We will shortly be hosting a virtual discussion forum on ‘Cattle Genomics in Africa’ and invite all researchers and implementers in this and related fields to participate. The forum will be online (web-based), and open from 16–26 Aug 2016.
Through the recently launched Feed the Future Kenya Accelerating Value Chain Development (AVCD) Program, ILRI has partnered with county governments and other actors to promote dairy production in western Kenya.
Our foundation is betting on chickens. Alongside partners throughout sub-Saharan Africa, we are working to create sustainable market systems for poultry. It’s especially important for these systems to make sure farmers can buy birds that have been properly vaccinated and are well suited to the local growing conditions. Our goal: to eventually help 30 percent of the rural families in sub-Saharan Africa raise improved breeds of vaccinated chickens, up from just 5 percent now. . . .
A new edition of a stunning coffee table book about one of Africa’s livestock treasures—the indigenous Nguni cattle of South Africa—has been published. ‘Long the mainstay of traditional Zulu culture, [the Nguni] are possibly the most beautiful cattle in the world, with their variously patterned and multicoloured hides everywhere in demand. . . .
A new program that will address genetic constraints to dairy production in Ethiopia and Tanzania has been launched.
Scientists will use funds from the Bill & Melinda Gates Foundation to look at how genetic information can improve the health and productivity of farmed animals in tropical climates. The institutions in Scotland and Africa where the researchers are based are also making additional contributions, taking the total funding pot to £20 million over the next five years.
Women represent 70% of African smallholder chicken producers.
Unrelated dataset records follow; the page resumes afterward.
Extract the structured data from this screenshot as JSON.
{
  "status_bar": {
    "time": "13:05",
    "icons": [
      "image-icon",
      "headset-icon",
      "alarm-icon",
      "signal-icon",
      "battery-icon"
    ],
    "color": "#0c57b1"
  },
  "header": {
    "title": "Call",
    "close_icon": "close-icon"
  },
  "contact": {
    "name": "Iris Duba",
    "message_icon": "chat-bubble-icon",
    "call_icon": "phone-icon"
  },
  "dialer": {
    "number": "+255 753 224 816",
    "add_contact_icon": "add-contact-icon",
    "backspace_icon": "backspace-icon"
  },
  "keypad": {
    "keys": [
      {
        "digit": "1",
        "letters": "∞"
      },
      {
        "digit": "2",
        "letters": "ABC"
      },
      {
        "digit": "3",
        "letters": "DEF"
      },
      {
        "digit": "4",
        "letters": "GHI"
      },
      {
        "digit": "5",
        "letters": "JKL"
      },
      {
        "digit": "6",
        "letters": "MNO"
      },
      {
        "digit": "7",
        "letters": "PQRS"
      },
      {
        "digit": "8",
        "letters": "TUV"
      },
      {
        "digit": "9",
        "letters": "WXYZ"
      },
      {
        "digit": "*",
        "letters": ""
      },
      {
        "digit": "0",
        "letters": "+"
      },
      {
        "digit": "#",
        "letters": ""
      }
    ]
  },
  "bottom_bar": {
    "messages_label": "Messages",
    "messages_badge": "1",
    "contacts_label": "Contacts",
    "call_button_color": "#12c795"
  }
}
Chickens can be a real way out of difficult livelihoods for these women and the households they attend to. A new project, SciDev.Net recently reported, is aiming at leveraging this potential in novel ways.